The next morning we woke to an overcast humid day with head winds. We hauled the remainder of the distance into Delgerhangay. A young girl who saw us approaching quickly introduced herself and insisted showing us around the town. She brought us to all 5 food shops in town. Along the way an increasing crowd of kids grew. Once we had picked up some extra food and filled our bags with water, the rain started to fall. It was useless to try to explain to the young girl that we should continue on our way as she had a tour of the town planned out for us. First stop was a cozy ger that was home to the elders. As the rain poured down, we sat inside and drank milk tea, showing the elders pictures of home. The kids played outside with our buggies, racing them around the block. About 8 kids would be pushing, pulling and riding the buggies.

Once we finished our second cup of tea, the girl motioned that we must go somewhere else, guiding us to the music room in the local school. Horse head fiddles and other instruments that I had never heard of hung from the wall. After the music teacher demoed all the instruments, she handed us both two instruments and attempted to teach us how to play. Next stop, the girl led us to her family's ger for a third cup of tea and some cookies. She eagerly flipped through her family picture album.

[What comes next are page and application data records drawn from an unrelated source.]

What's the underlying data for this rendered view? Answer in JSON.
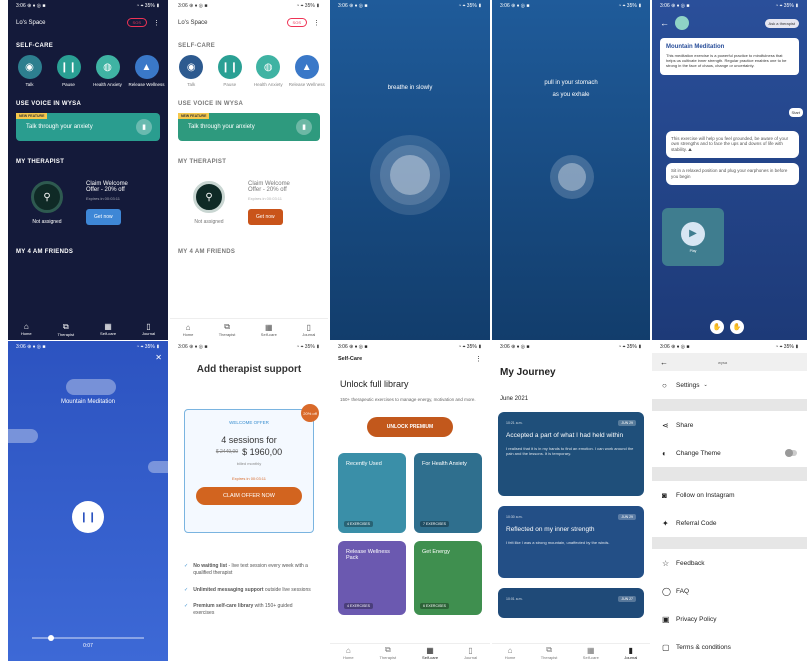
{
  "statusbar": {
    "left": "3:06 ⊕ ♦ ◎ ■",
    "right": "◔ ⌖ 35% ▮"
  },
  "home": {
    "greeting": "Lo's Space",
    "sos": "SOS",
    "self_care_title": "SELF-CARE",
    "care_items": [
      {
        "label": "Talk",
        "icon": "chat-bubble-icon"
      },
      {
        "label": "Pause",
        "icon": "pause-icon"
      },
      {
        "label": "Health Anxiety",
        "icon": "globe-icon"
      },
      {
        "label": "Release Wellness",
        "icon": "drop-icon"
      }
    ],
    "voice_title": "USE VOICE IN WYSA",
    "voice_tag": "NEW FEATURE",
    "voice_text": "Talk through your anxiety",
    "therapist_title": "MY THERAPIST",
    "offer_line1": "Claim Welcome",
    "offer_line2": "Offer - 20% off",
    "offer_expires": "Expires in 00:03:11",
    "not_assigned": "Not assigned",
    "get_now": "Get now",
    "friends_title": "MY 4 AM FRIENDS",
    "nav": [
      "Home",
      "Therapist",
      "Self-care",
      "Journal"
    ]
  },
  "breathe": {
    "text1": "breathe in slowly",
    "text2a": "pull in your stomach",
    "text2b": "as you exhale"
  },
  "meditation_chat": {
    "title": "Mountain Meditation",
    "body": "This meditation exercise is a powerful practice to mindfulness that helps us cultivate inner strength. Regular practice enables one to be strong in the face of chaos, change or uncertainty.",
    "start": "Start",
    "msg1": "This exercise will help you feel grounded, be aware of your own strengths and to face the ups and downs of life with stability. ⛰",
    "msg2": "Sit in a relaxed position and plug your earphones in before you begin",
    "play_label": "Play",
    "top_pill": "Ask a therapist"
  },
  "player": {
    "title": "Mountain Meditation",
    "time": "0:07"
  },
  "offer": {
    "title": "Add therapist support",
    "badge": "20% off",
    "tier": "WELCOME OFFER",
    "sessions": "4 sessions for",
    "old_price": "$ 2449,00",
    "new_price": "$ 1960,00",
    "billed": "billed monthly",
    "expires": "Expires in 00:03:11",
    "cta": "CLAIM OFFER NOW",
    "features": [
      {
        "bold": "No waiting list",
        "rest": " - live text session every week with a qualified therapist"
      },
      {
        "bold": "Unlimited messaging support",
        "rest": " outside live sessions"
      },
      {
        "bold": "Premium self-care library",
        "rest": " with 150+ guided exercises"
      }
    ]
  },
  "library": {
    "header": "Self-Care",
    "unlock_title": "Unlock full library",
    "unlock_sub": "150+ therapeutic exercises to manage energy, motivation and more.",
    "cta": "UNLOCK PREMIUM",
    "tiles": [
      {
        "title": "Recently Used",
        "count": "4 EXERCISES",
        "color": "#3a8fa8"
      },
      {
        "title": "For Health Anxiety",
        "count": "7 EXERCISES",
        "color": "#2f6f8e"
      },
      {
        "title": "Release Wellness Pack",
        "count": "4 EXERCISES",
        "color": "#6b59b0"
      },
      {
        "title": "Get Energy",
        "count": "6 EXERCISES",
        "color": "#3f8f4f"
      }
    ],
    "nav": [
      "Home",
      "Therapist",
      "Self-care",
      "Journal"
    ]
  },
  "journey": {
    "title": "My Journey",
    "month": "June 2021",
    "entries": [
      {
        "time": "10:21 a.m.",
        "tag": "JUN 29",
        "title": "Accepted a part of what I had held within",
        "body": "I realised that it is in my hands to find an emotion. I can work around the pain and the lessons. It is temporary."
      },
      {
        "time": "10:30 a.m.",
        "tag": "JUN 29",
        "title": "Reflected on my inner strength",
        "body": "I felt like I was a strong mountain, unaffected by the winds."
      },
      {
        "time": "10:01 a.m.",
        "tag": "JUN 27",
        "title": "",
        "body": ""
      }
    ],
    "nav": [
      "Home",
      "Therapist",
      "Self-care",
      "Journal"
    ]
  },
  "settings": {
    "header": "wysa",
    "items": [
      {
        "label": "Settings",
        "icon": "circle-icon",
        "group": 1
      },
      {
        "label": "Share",
        "icon": "share-icon",
        "group": 2
      },
      {
        "label": "Change Theme",
        "icon": "theme-icon",
        "group": 2
      },
      {
        "label": "Follow on Instagram",
        "icon": "instagram-icon",
        "group": 3
      },
      {
        "label": "Referral Code",
        "icon": "gift-icon",
        "group": 3
      },
      {
        "label": "Feedback",
        "icon": "star-icon",
        "group": 4
      },
      {
        "label": "FAQ",
        "icon": "question-icon",
        "group": 4
      },
      {
        "label": "Privacy Policy",
        "icon": "lock-icon",
        "group": 4
      },
      {
        "label": "Terms & conditions",
        "icon": "document-icon",
        "group": 4
      }
    ]
  }
}
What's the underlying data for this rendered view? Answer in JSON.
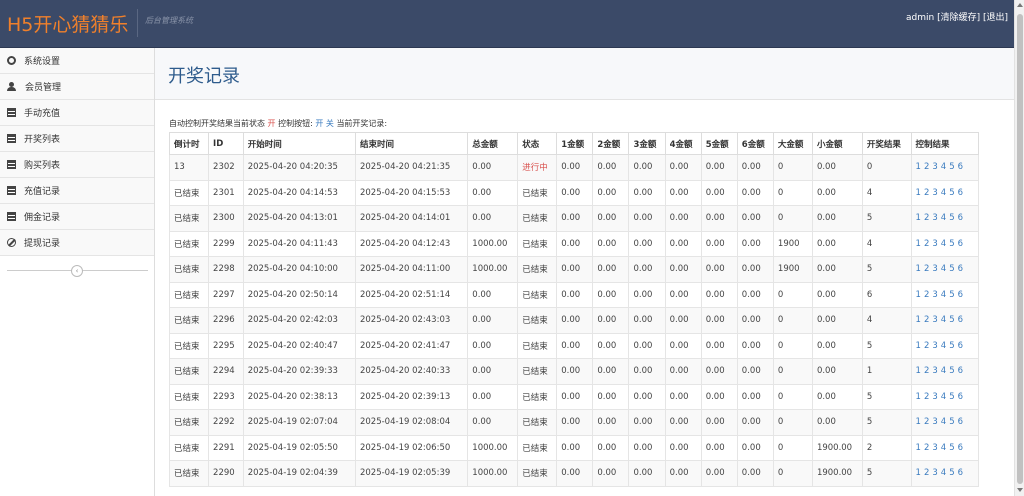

By afternoon, once the rain had stopped, we waved goodbye to the kids and hauled out of town. We didn't get very far till a sand storm blew in. Hoping it would pass, we covered our faces, sitting in our buggies waiting. As soon as the blowing sand ceased, the skies turned dark and the rain started to fall hard. We could hear the thunder and see bolts of lightning.

It was about this time that a family driving to their ger spotted us. Even though we explained that we had a tent, they insisted that we must head to their ger for shelter till the storm passed. Only a couple kilometre away, we all huddled inside a small felted ger. The stove in the middle was stocked with small twigs from the bushes and dried shit. Soaked to the bone, we accepted tea and meat soup, slowing warming up. When the rain cleared for a couple hours, they brought us outside and let us ride their horses. We then all moved up to the neighbouring ger, which was much bigger. As the rain started again, 12 of us and 4 baby goats sat inside sipping on tea. Everyone found their spot on the floor and we all fell asleep.

The next morning was cold, but the clouds were clearing from the sky. The family we stayed with woke up early and were busy rounding up their herds and started slaughtering a couple of sheeps.

We thanked them and waved goodbye. With head winds we hauled all day, slowly inching our way up what seemed to be a never ending hill.